Opponents of open-net fish farming have long argued that salmon farms discharge harmful materials and contaminate the environment, spread sea lice and diseases among wild fish, and allow Atlantic salmon to escape, posing a variety of risks to wild stocks sacred to First Nations.

Industry critics have called for the removed of fish farms from B.C. waters. Alaska has banned open-net fish farms, while Washington State has begun phasing out its Atlantic salmon facilities, leaving B.C. as the hold-out in the Pacific Northwest.

Industry officials and other proponents say that concerns about fish farms are overblown and that open-net aquaculture provides a relatively green source of food, lowers pressure on wild stocks and provides economic benefits to B.C.

According to a study commissioned by the BC Salmon Farmers Association – which represents the fish farm industry – more than 2,900 people were employed directly in salmon farming by 2016.

Another 3,600 workers were either employed indirectly – that is, by industry suppliers – or due to spending by workers in the industry, according to the study.

@davidgordonkoch
david.koch@campbellrivermirror.com

Like us on Facebook and follow us on Twitter

Just Posted

West Shore residents report finding anti-SOGI 123 flyers in mailboxes

SD62 trustee Ravi Parmar says the flyers are ‘garbage’

Saanich woman runs marathons to make dreams come true

Hempler gutted her way through 122 kms with minimal breaks, to support Help Fill a Dream Foundation

Tsartlip canoe team pulls for international glory in Australia

Geronimo Canoe Club paddles to Victoria to kick-start fundraising

Colwood resident cycles for 12.5 hours to raise money for hospice

Graham Hales will participate in the Cycle of Life tour in July

What’s bugging you?

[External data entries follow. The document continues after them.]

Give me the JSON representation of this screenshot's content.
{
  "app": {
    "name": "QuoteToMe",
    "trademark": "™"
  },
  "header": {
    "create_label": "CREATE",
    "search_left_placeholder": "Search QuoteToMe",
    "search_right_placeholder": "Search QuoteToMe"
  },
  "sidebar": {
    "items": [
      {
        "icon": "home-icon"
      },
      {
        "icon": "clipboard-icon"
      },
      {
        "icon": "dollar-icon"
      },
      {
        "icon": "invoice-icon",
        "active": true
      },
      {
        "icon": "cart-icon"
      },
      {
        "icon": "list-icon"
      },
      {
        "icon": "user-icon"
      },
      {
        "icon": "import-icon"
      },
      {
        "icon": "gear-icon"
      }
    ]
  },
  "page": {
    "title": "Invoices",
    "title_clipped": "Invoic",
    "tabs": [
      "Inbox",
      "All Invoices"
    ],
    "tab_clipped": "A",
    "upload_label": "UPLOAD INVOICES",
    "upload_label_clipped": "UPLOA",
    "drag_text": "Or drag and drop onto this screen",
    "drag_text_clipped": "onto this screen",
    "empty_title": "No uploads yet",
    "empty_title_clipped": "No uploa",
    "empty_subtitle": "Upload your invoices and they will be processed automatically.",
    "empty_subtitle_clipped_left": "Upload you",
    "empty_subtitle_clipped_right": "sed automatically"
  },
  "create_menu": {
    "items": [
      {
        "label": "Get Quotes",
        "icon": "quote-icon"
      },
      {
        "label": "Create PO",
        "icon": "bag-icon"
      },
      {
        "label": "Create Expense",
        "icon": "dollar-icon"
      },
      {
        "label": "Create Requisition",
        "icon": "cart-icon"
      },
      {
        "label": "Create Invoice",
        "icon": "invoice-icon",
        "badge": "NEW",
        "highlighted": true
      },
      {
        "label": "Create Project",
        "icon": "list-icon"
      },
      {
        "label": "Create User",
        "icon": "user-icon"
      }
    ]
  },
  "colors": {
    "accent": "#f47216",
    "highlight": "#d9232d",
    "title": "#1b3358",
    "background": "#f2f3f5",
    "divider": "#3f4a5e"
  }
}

Exterminator talks pests in Victoria

Dealing with pests in the home this summer and beyond

Victoria Weekender: What’s happening this weekend, June 15-16

Car Free YYJ, a barber battle and an Outdoor Discovery Day

Homalco tour gives glimpse into area’s ‘People, Land, Water’

First Nation business mixes cultural components with wildlife excursions

B.C. university to offer mentorship program for former youth in care

Students using the provincial tuition waiver program will soon be able to form a community at KPU

Cyclists competing in one of the toughest bike races on the planet pass through Fernie

Divide riders looking strong as they finish first leg of 4160 km race

You might not know these B.C. records are public

Hired a lawyer to file a civil claim? Those are published online

B.C. bus driver loses case to get job back after texting while driving full bus

An arbitator ruled that Tim Wesman’s phone usage was a “a reckless disregard for public safety”

Revamped B.C. Lions set to battle veteran Winnipeg Blue Bombers

The Lions’ first test of the season will be a big one

No business case for Trans Mountain expansion, says former environment minister

Cabinet is expected to announce its decision on the expansion of the Alberta-to-B.C. pipeline by Tuesday

LETTER: British Columbia’s forest industry crisis being made worse

Andrew Wilkinson warns of regulatory overload by John Horgan’s NDP

Most Read